Lee Klein, as he was supervising the transfer of the film to DVD, recalls cinematographer Ernest Dickerson saying, Redder, redder, redder.  “The instinct was,” Klein says, “not to go that red because it seemed too far, but that’s how he shot it and that was the intention, and it’s easy to back off the red to be safe.”


I was in Y___’s brownstone again two years later.  W___ had moved into the apartment below Y___, and she was throwing a house-warming party.  Many of the invitees I had met two years before.  I brought W___ a glazed Portuguese tile with a portrait of Fernando Pessoa.  She had already settled in quite comfortably:  a vertical bookshelf made it look as if books were climbing up her wall.  She had filled her disused dining room fireplace with books.  An arch of books, a parabola of paper.  Our lives are fire hazards.

The party moved into Sunset Park.  It was a pleasant fall late-afternoon, and the blanket kept the cold from seeping into us.  The park was a patchwork of picnics.  As we gathered around the homemade red velvet cake, a Hispanic toddler waddled up to us.  His nose and mouth were a transparent slick of mucus.  Someone offered him a slice, and he looked at it hesitantly and wandered off without taking it.  Around us, lingual cacophony:  the park of Babel.

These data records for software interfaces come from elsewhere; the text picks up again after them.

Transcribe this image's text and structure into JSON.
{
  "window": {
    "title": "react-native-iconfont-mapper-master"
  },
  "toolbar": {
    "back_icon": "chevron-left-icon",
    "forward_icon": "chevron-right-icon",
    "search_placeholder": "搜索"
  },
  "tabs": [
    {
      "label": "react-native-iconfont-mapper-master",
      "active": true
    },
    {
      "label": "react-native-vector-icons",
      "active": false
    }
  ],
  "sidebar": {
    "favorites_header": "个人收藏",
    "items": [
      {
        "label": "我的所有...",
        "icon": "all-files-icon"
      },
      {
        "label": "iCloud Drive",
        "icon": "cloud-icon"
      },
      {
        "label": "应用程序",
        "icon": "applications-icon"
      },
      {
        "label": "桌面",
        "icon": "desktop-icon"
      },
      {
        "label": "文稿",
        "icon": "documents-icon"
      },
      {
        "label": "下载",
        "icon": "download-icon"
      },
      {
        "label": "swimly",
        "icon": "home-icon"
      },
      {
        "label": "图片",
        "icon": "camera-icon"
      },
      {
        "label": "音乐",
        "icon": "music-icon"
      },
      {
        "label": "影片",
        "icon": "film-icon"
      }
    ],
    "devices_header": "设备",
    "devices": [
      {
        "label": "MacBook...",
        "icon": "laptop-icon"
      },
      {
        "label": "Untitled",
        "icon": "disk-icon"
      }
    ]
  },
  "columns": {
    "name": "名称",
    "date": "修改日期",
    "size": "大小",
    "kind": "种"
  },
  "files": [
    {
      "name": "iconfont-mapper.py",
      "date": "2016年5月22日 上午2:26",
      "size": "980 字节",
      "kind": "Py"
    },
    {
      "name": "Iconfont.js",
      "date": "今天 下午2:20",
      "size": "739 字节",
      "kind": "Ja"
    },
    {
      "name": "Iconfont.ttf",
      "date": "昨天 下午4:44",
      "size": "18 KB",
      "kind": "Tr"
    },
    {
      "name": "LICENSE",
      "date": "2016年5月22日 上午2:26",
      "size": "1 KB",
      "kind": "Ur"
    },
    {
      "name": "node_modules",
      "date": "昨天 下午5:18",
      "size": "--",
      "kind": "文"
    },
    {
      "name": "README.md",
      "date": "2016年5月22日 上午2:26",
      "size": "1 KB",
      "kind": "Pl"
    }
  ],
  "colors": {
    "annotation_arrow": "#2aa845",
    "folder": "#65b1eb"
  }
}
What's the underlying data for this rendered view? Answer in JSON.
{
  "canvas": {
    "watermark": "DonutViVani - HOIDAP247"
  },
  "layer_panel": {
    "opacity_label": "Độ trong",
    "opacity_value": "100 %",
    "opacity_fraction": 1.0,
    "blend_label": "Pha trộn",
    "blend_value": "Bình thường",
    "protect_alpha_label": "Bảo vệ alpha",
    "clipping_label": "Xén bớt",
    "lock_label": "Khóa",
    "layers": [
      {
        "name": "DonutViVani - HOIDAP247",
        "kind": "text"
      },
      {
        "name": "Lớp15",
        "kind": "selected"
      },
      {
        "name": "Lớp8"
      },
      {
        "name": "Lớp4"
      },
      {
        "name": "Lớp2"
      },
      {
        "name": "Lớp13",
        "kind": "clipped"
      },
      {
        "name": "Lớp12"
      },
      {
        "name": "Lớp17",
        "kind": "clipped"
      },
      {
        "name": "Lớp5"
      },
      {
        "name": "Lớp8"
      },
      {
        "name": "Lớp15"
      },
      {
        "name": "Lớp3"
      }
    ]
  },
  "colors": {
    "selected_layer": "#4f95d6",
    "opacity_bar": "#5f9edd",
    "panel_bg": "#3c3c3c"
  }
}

Then:  sunset, something that would have been apocalyptic if it weren’t so beautiful.  The air turned to blood.  Loud Chinese music came over some loudspeakers as a group of dancers prepared their evening practice session.  The red grew increasingly intense, as though someone were infusing oxygen into the blood.  As other housewarmers returned to W___’s apartment, I watched the sky:  redder, redder, redder.